## ACTION ITEM
Which lines in the data below contain the word "path"? Return each of them.

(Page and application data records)

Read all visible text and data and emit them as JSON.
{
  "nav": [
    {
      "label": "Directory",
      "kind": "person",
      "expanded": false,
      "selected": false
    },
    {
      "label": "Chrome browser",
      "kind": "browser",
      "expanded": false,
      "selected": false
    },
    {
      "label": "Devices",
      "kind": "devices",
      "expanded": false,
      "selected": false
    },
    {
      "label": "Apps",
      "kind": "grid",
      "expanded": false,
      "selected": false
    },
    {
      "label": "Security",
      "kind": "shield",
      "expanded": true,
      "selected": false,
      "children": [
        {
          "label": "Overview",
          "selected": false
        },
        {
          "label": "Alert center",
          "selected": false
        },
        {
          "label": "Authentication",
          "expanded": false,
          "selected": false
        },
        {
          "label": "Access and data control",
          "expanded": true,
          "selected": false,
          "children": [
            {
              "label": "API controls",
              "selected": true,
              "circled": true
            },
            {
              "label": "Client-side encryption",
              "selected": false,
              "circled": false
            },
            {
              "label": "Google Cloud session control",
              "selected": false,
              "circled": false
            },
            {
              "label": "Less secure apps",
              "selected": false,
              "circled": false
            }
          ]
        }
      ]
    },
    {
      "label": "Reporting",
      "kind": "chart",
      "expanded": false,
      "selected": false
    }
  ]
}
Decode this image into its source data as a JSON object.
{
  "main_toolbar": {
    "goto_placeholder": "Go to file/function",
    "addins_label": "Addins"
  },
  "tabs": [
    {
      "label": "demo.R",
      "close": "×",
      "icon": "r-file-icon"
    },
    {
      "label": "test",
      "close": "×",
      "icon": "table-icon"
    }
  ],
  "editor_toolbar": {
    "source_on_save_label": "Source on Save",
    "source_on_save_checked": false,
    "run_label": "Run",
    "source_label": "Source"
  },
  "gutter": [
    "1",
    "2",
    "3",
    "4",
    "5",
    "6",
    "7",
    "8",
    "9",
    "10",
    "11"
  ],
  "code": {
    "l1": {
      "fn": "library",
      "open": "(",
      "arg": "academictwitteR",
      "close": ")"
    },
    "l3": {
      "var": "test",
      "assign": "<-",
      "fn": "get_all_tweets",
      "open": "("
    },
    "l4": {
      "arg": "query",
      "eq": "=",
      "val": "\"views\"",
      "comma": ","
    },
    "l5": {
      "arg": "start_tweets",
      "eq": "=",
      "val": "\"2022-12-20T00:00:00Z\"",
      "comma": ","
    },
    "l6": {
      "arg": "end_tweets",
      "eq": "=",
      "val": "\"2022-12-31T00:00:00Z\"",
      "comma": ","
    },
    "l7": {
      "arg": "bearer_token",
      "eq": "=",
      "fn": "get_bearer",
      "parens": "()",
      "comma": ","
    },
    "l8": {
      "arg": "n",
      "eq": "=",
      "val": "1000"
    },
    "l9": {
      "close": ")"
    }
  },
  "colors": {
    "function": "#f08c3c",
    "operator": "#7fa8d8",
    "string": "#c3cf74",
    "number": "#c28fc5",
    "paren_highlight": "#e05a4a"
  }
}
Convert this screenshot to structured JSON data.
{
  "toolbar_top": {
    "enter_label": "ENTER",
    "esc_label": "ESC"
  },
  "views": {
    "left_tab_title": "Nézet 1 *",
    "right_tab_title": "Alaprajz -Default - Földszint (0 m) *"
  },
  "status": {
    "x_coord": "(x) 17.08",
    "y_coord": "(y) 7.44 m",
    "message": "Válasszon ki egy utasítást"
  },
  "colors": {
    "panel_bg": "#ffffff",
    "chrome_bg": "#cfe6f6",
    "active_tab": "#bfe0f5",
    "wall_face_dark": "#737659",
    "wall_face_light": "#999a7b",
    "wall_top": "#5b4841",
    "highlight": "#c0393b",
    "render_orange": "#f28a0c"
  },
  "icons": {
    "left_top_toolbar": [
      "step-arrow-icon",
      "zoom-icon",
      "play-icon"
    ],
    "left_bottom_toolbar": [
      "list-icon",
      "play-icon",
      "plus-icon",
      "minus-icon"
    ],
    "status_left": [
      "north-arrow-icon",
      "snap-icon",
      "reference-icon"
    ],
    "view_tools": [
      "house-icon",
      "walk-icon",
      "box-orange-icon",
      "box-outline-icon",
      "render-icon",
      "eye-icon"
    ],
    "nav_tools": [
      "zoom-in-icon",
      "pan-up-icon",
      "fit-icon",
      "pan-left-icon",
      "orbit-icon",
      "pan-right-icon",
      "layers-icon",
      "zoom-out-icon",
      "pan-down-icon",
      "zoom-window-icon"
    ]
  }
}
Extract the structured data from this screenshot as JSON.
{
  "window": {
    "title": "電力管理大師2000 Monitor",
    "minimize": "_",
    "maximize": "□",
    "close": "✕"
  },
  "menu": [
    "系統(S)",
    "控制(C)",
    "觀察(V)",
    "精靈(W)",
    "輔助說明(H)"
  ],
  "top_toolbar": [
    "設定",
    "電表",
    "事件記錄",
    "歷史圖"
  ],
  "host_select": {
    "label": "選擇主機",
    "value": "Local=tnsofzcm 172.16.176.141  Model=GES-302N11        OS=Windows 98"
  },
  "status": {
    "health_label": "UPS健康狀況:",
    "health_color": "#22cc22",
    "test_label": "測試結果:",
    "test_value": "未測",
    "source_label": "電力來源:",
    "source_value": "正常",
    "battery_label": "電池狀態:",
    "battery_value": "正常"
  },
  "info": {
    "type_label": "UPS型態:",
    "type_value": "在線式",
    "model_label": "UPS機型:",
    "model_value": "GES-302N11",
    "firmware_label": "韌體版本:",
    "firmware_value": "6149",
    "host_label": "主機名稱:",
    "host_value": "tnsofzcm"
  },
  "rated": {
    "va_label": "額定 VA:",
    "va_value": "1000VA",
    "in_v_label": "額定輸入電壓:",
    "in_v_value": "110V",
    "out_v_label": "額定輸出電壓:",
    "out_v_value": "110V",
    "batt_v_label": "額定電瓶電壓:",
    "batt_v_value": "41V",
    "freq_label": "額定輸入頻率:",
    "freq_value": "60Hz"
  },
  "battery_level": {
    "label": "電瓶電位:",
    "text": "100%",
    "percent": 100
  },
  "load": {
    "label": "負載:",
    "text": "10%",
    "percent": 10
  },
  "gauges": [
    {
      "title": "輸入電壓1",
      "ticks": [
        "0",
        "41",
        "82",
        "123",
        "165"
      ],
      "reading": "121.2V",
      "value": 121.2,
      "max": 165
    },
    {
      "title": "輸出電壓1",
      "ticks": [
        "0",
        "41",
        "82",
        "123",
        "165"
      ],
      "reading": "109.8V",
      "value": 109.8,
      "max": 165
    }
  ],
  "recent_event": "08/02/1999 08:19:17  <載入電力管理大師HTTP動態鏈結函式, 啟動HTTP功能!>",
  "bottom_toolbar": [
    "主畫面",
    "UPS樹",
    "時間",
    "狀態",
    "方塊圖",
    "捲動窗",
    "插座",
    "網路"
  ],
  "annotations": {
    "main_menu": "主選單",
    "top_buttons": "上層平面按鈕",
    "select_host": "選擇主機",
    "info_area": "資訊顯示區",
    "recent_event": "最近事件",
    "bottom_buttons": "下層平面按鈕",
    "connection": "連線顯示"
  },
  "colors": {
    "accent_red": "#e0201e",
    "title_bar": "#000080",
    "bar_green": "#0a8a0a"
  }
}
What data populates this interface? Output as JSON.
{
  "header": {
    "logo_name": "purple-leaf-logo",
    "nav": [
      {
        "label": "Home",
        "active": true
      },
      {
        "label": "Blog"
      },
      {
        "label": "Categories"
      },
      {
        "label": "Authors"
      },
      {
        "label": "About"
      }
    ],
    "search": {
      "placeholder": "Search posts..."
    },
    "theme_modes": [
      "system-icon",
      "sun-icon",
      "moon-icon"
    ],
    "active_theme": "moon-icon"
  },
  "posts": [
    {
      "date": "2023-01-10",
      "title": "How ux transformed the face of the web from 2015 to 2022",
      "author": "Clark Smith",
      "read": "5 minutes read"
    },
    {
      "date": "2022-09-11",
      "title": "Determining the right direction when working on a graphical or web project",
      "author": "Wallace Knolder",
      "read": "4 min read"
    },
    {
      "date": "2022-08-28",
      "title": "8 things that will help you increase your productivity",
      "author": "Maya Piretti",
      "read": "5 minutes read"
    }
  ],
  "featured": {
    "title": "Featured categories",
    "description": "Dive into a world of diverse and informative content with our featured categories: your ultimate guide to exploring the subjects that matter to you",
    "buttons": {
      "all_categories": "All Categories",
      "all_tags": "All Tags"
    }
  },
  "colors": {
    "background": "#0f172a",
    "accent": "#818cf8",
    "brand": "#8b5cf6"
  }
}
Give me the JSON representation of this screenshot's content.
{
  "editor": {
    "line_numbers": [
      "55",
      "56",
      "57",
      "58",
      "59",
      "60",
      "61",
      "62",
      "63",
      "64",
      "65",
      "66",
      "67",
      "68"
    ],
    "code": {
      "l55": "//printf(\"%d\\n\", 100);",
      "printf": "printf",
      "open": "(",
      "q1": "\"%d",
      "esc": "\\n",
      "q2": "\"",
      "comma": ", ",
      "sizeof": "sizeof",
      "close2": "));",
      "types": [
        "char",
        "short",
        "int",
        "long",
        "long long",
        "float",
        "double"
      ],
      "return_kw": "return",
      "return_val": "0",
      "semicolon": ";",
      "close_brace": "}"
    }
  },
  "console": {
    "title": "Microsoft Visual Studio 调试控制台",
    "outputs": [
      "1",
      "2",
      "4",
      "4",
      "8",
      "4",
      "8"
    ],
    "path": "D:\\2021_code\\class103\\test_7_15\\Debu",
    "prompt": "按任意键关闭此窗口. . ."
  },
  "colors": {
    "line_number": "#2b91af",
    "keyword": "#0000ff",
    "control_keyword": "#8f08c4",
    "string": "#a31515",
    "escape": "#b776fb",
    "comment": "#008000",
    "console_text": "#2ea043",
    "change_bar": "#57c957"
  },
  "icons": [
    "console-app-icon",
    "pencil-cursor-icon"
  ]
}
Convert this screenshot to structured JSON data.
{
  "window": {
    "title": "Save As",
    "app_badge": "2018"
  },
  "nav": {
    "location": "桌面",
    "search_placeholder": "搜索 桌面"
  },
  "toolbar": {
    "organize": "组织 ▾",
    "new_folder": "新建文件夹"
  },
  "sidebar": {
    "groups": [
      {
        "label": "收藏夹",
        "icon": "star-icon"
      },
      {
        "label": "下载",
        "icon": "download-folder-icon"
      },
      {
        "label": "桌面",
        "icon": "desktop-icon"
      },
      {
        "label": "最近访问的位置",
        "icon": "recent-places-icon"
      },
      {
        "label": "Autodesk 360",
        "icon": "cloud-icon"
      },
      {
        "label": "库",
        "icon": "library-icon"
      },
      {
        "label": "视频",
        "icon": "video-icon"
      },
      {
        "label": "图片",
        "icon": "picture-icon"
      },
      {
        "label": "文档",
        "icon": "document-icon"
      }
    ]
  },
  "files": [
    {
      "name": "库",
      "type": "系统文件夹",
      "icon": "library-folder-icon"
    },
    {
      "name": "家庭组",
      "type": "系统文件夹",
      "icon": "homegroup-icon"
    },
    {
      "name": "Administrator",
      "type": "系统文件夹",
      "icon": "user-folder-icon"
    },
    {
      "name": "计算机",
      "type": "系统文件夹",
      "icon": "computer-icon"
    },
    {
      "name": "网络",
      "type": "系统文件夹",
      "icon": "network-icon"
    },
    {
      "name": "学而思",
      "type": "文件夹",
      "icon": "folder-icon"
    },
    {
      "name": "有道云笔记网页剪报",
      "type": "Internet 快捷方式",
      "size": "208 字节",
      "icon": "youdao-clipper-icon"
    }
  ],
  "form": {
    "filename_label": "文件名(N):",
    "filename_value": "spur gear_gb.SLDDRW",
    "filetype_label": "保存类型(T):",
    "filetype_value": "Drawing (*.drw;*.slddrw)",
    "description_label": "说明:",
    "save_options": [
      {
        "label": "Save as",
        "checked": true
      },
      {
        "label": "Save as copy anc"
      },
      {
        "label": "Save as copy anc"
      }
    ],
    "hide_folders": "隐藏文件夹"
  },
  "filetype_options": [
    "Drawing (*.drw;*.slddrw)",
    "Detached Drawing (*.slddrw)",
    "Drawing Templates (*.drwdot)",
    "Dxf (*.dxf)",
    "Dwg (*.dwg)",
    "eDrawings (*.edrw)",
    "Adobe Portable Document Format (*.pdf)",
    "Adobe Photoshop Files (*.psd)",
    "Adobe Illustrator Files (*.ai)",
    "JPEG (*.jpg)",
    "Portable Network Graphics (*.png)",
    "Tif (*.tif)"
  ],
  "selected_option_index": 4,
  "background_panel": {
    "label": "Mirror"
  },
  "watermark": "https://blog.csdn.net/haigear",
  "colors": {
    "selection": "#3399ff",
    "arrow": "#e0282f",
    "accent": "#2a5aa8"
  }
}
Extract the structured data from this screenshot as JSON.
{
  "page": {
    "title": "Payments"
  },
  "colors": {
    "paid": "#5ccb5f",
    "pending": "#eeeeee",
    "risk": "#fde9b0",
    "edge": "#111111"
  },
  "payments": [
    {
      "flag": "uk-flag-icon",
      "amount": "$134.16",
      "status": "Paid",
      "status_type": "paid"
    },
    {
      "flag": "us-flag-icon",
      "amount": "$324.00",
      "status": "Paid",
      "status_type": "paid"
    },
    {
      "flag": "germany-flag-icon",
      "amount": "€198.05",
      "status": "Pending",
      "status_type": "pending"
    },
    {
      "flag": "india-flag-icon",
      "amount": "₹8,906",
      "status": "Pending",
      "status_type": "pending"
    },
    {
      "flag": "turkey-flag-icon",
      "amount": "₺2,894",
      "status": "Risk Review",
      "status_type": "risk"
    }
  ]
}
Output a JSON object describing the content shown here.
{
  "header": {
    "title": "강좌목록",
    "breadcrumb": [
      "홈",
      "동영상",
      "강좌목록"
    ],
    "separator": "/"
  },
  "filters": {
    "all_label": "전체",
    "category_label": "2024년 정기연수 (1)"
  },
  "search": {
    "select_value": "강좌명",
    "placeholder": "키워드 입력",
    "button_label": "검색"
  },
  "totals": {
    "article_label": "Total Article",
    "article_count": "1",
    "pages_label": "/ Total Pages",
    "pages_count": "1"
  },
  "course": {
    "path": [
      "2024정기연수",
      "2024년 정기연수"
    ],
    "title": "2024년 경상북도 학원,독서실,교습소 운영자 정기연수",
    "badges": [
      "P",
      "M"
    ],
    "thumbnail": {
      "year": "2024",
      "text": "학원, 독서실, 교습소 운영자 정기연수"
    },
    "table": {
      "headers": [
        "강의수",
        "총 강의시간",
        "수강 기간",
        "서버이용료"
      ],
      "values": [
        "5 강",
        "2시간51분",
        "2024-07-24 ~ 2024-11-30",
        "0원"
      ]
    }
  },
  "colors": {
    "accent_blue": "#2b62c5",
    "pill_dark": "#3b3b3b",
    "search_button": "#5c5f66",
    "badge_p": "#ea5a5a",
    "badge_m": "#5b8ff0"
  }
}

## ANSWER BELOW
    "path": "D:\\2021_code\\class103\\test_7_15\\Debu",
    "path": [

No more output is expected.